Osborne kicks off £2bn RBS share sale

The Treasury is prepared to accept a loss on the investment. RBS shares are now 342p, well below the 502p target for the state to break even. The government owns 79 per cent of the bank, a stake worth £17.3bn, reports The Times.

The sale will mark the beginning of the end of the post-credit-crisis era government ownership of big banks. It will also be a defining moment for the Edinburgh-headquartered lender that under the leadership of Fred “the Shred” Goodwin became at one point the largest bank in the world by assets.

His reign came unstuck after the ill-judged acquisition of ABN Amro, the Dutch bank, just before the credit crunch began. RBS came close to collapse but was saved when Alistair Darling, the Labour chancellor, masterminded a plan to inject £45.8bn to buy shares. The government also provided hundreds of billions in emergency loans.

This week’s sale will be aimed at institutional investors, including hedge funds and sovereign wealth funds. A retail sale of the government’s remaining stake in Lloyds bank is planned for next year.

Ross McEwan, chief executive of RBS, has previously said that shares could eventually be sold at a profit, but the initial chunk would have to be at a loss. This would follow a similar route to the sell-down of the government’s stake in Lloyds.

The chancellor hopes to offload shares equivalent to a 6 per cent stake in RBS. He laid the ground for the exit in June when he said that the longer the government held the shares, the worse it would be for the economy.

Analysts say certain investors may snub the share offering as there is still so much uncertainty about the charges facing RBS for its role in selling toxic mortgages in America before the financial crisis.

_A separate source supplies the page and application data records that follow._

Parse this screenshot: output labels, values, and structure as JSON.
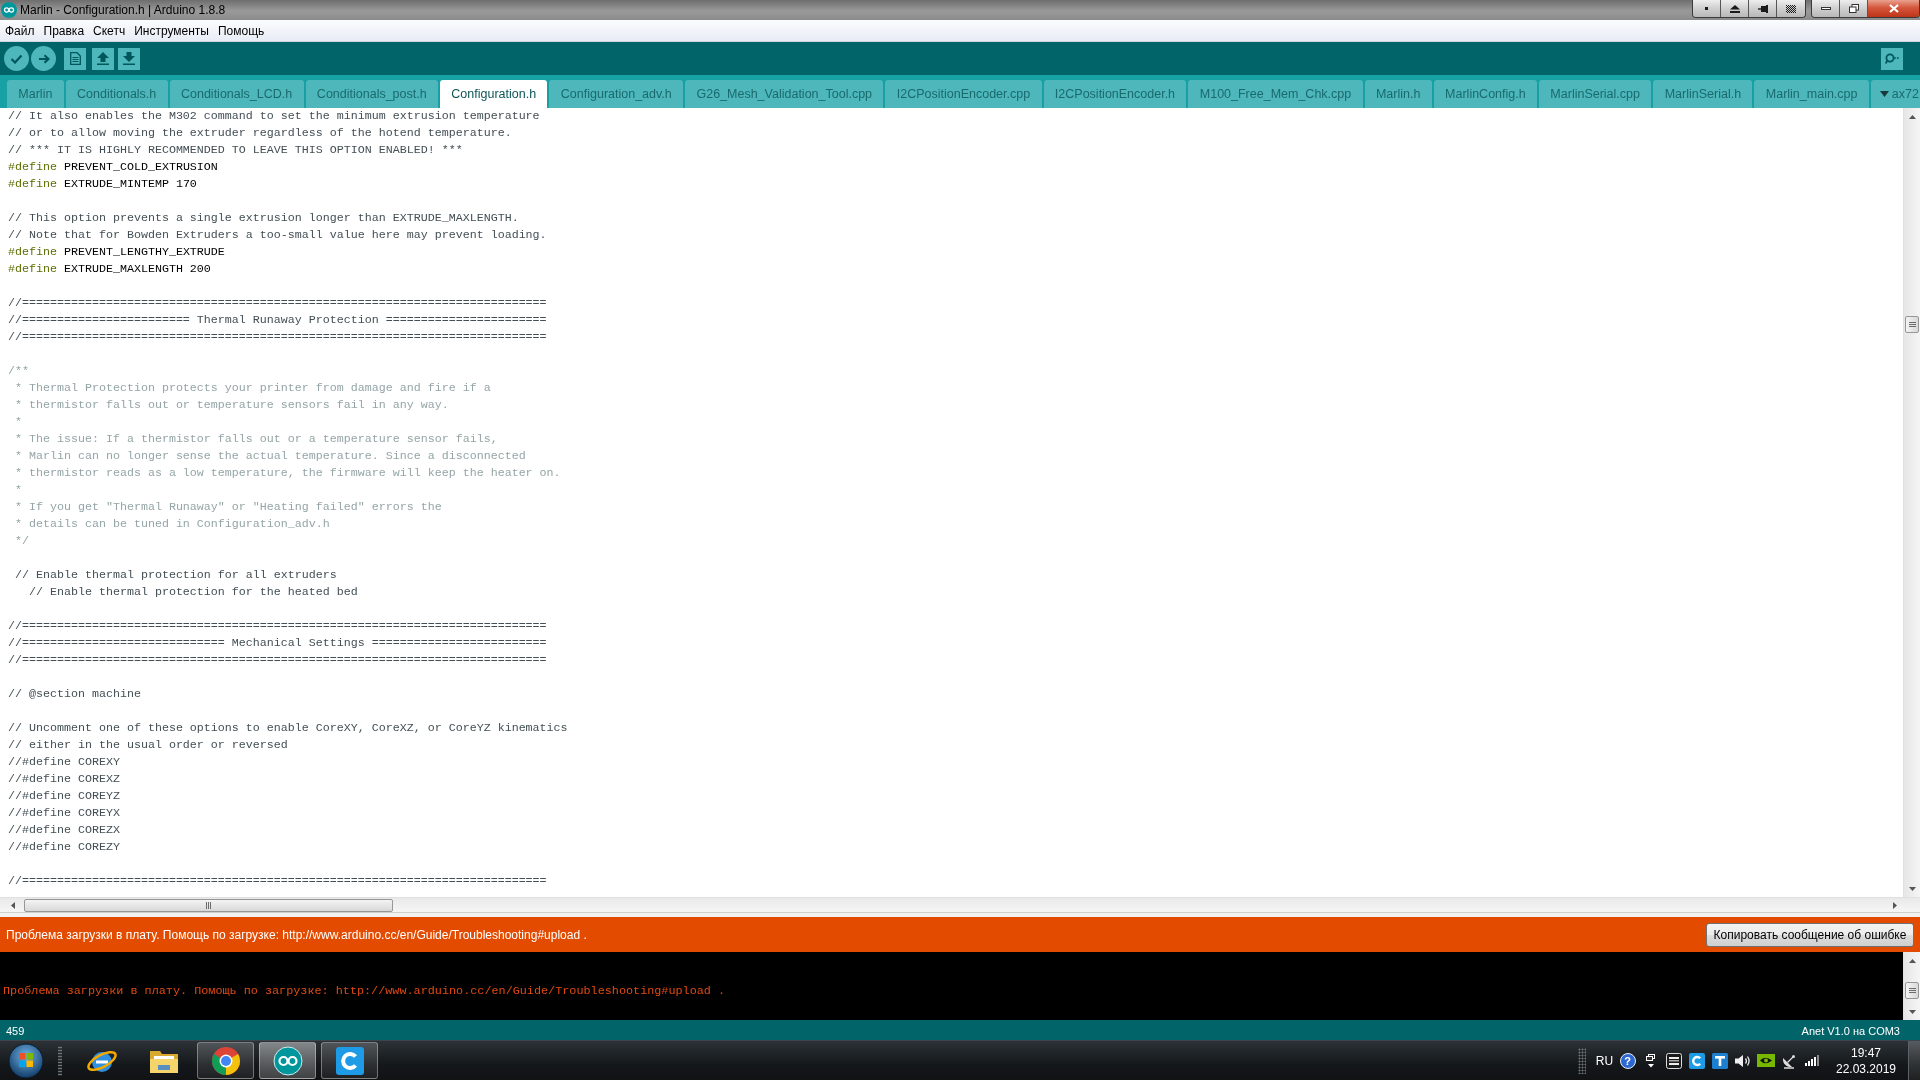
{
  "window": {
    "title": "Marlin - Configuration.h | Arduino 1.8.8"
  },
  "menu": [
    "Файл",
    "Правка",
    "Скетч",
    "Инструменты",
    "Помощь"
  ],
  "tabs": [
    {
      "label": "Marlin",
      "selected": false
    },
    {
      "label": "Conditionals.h",
      "selected": false
    },
    {
      "label": "Conditionals_LCD.h",
      "selected": false
    },
    {
      "label": "Conditionals_post.h",
      "selected": false
    },
    {
      "label": "Configuration.h",
      "selected": true
    },
    {
      "label": "Configuration_adv.h",
      "selected": false
    },
    {
      "label": "G26_Mesh_Validation_Tool.cpp",
      "selected": false
    },
    {
      "label": "I2CPositionEncoder.cpp",
      "selected": false
    },
    {
      "label": "I2CPositionEncoder.h",
      "selected": false
    },
    {
      "label": "M100_Free_Mem_Chk.cpp",
      "selected": false
    },
    {
      "label": "Marlin.h",
      "selected": false
    },
    {
      "label": "MarlinConfig.h",
      "selected": false
    },
    {
      "label": "MarlinSerial.cpp",
      "selected": false
    },
    {
      "label": "MarlinSerial.h",
      "selected": false
    },
    {
      "label": "Marlin_main.cpp",
      "selected": false
    },
    {
      "label": "ax72",
      "selected": false
    }
  ],
  "editor": {
    "lines": [
      {
        "kind": "comment",
        "text": "// It also enables the M302 command to set the minimum extrusion temperature"
      },
      {
        "kind": "comment",
        "text": "// or to allow moving the extruder regardless of the hotend temperature."
      },
      {
        "kind": "comment",
        "text": "// *** IT IS HIGHLY RECOMMENDED TO LEAVE THIS OPTION ENABLED! ***"
      },
      {
        "kind": "define",
        "directive": "#define",
        "value": "PREVENT_COLD_EXTRUSION"
      },
      {
        "kind": "define",
        "directive": "#define",
        "value": "EXTRUDE_MINTEMP 170"
      },
      {
        "kind": "blank"
      },
      {
        "kind": "comment",
        "text": "// This option prevents a single extrusion longer than EXTRUDE_MAXLENGTH."
      },
      {
        "kind": "comment",
        "text": "// Note that for Bowden Extruders a too-small value here may prevent loading."
      },
      {
        "kind": "define",
        "directive": "#define",
        "value": "PREVENT_LENGTHY_EXTRUDE"
      },
      {
        "kind": "define",
        "directive": "#define",
        "value": "EXTRUDE_MAXLENGTH 200"
      },
      {
        "kind": "blank"
      },
      {
        "kind": "comment",
        "text": "//==========================================================================="
      },
      {
        "kind": "comment",
        "text": "//======================== Thermal Runaway Protection ======================="
      },
      {
        "kind": "comment",
        "text": "//==========================================================================="
      },
      {
        "kind": "blank"
      },
      {
        "kind": "doc",
        "text": "/**"
      },
      {
        "kind": "doc",
        "text": " * Thermal Protection protects your printer from damage and fire if a"
      },
      {
        "kind": "doc",
        "text": " * thermistor falls out or temperature sensors fail in any way."
      },
      {
        "kind": "doc",
        "text": " *"
      },
      {
        "kind": "doc",
        "text": " * The issue: If a thermistor falls out or a temperature sensor fails,"
      },
      {
        "kind": "doc",
        "text": " * Marlin can no longer sense the actual temperature. Since a disconnected"
      },
      {
        "kind": "doc",
        "text": " * thermistor reads as a low temperature, the firmware will keep the heater on."
      },
      {
        "kind": "doc",
        "text": " *"
      },
      {
        "kind": "doc",
        "text": " * If you get \"Thermal Runaway\" or \"Heating failed\" errors the"
      },
      {
        "kind": "doc",
        "text": " * details can be tuned in Configuration_adv.h"
      },
      {
        "kind": "doc",
        "text": " */"
      },
      {
        "kind": "blank"
      },
      {
        "kind": "comment",
        "text": " // Enable thermal protection for all extruders"
      },
      {
        "kind": "comment",
        "text": "   // Enable thermal protection for the heated bed"
      },
      {
        "kind": "blank"
      },
      {
        "kind": "comment",
        "text": "//==========================================================================="
      },
      {
        "kind": "comment",
        "text": "//============================= Mechanical Settings ========================="
      },
      {
        "kind": "comment",
        "text": "//==========================================================================="
      },
      {
        "kind": "blank"
      },
      {
        "kind": "comment",
        "text": "// @section machine"
      },
      {
        "kind": "blank"
      },
      {
        "kind": "comment",
        "text": "// Uncomment one of these options to enable CoreXY, CoreXZ, or CoreYZ kinematics"
      },
      {
        "kind": "comment",
        "text": "// either in the usual order or reversed"
      },
      {
        "kind": "comment",
        "text": "//#define COREXY"
      },
      {
        "kind": "comment",
        "text": "//#define COREXZ"
      },
      {
        "kind": "comment",
        "text": "//#define COREYZ"
      },
      {
        "kind": "comment",
        "text": "//#define COREYX"
      },
      {
        "kind": "comment",
        "text": "//#define COREZX"
      },
      {
        "kind": "comment",
        "text": "//#define COREZY"
      },
      {
        "kind": "blank"
      },
      {
        "kind": "comment",
        "text": "//==========================================================================="
      }
    ]
  },
  "error_bar": {
    "message": "Проблема загрузки в плату. Помощь по загрузке: http://www.arduino.cc/en/Guide/Troubleshooting#upload .",
    "copy_button": "Копировать сообщение об ошибке"
  },
  "console": {
    "lines": [
      "Проблема загрузки в плату. Помощь по загрузке: http://www.arduino.cc/en/Guide/Troubleshooting#upload ."
    ]
  },
  "status_bar": {
    "line": "459",
    "board": "Anet V1.0 на COM3"
  },
  "taskbar": {
    "apps": [
      {
        "running": false,
        "selected": false
      },
      {
        "running": false,
        "selected": false
      },
      {
        "running": true,
        "selected": false
      },
      {
        "running": true,
        "selected": true
      },
      {
        "running": true,
        "selected": false
      }
    ],
    "tray": {
      "language": "RU",
      "help": "?",
      "time": "19:47",
      "date": "22.03.2019"
    }
  }
}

RBS last week reported an unexpected second-quarter profit of £293m.